WHAT TO PRODUCE >> With pictures removed, print the listing exactly.
#### RECORDS TO USE ####
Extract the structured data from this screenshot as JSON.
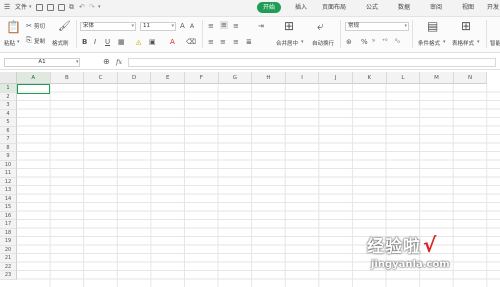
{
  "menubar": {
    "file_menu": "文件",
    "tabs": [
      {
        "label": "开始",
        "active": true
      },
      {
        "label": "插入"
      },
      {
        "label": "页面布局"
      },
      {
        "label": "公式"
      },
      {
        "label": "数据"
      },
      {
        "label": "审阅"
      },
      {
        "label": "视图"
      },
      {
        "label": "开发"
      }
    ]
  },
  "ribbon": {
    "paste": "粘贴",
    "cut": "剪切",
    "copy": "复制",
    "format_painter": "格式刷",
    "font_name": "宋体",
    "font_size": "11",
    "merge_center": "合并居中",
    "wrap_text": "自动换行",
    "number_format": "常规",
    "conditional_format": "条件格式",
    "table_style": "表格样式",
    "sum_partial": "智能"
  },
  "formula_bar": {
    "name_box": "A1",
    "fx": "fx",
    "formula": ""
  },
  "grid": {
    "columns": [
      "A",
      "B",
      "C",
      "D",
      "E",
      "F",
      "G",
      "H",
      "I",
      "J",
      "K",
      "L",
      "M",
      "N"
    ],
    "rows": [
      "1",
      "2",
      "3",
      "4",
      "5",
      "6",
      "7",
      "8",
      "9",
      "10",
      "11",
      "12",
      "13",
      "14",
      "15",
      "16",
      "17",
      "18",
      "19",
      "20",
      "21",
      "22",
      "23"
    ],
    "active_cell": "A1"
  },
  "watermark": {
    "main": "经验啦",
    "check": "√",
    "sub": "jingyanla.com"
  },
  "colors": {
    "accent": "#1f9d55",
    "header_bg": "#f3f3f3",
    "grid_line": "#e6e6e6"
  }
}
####
OUTPUT OF THE TASK >>
Extract the structured data from this screenshot as JSON.
{
  "menubar": {
    "file_menu": "文件",
    "tabs": [
      {
        "label": "开始",
        "active": true
      },
      {
        "label": "插入"
      },
      {
        "label": "页面布局"
      },
      {
        "label": "公式"
      },
      {
        "label": "数据"
      },
      {
        "label": "审阅"
      },
      {
        "label": "视图"
      },
      {
        "label": "开发"
      }
    ]
  },
  "ribbon": {
    "paste": "粘贴",
    "cut": "剪切",
    "copy": "复制",
    "format_painter": "格式刷",
    "font_name": "宋体",
    "font_size": "11",
    "merge_center": "合并居中",
    "wrap_text": "自动换行",
    "number_format": "常规",
    "conditional_format": "条件格式",
    "table_style": "表格样式",
    "sum_partial": "智能"
  },
  "formula_bar": {
    "name_box": "A1",
    "fx": "fx",
    "formula": ""
  },
  "grid": {
    "columns": [
      "A",
      "B",
      "C",
      "D",
      "E",
      "F",
      "G",
      "H",
      "I",
      "J",
      "K",
      "L",
      "M",
      "N"
    ],
    "rows": [
      "1",
      "2",
      "3",
      "4",
      "5",
      "6",
      "7",
      "8",
      "9",
      "10",
      "11",
      "12",
      "13",
      "14",
      "15",
      "16",
      "17",
      "18",
      "19",
      "20",
      "21",
      "22",
      "23"
    ],
    "active_cell": "A1"
  },
  "watermark": {
    "main": "经验啦",
    "check": "√",
    "sub": "jingyanla.com"
  },
  "colors": {
    "accent": "#1f9d55",
    "header_bg": "#f3f3f3",
    "grid_line": "#e6e6e6"
  }
}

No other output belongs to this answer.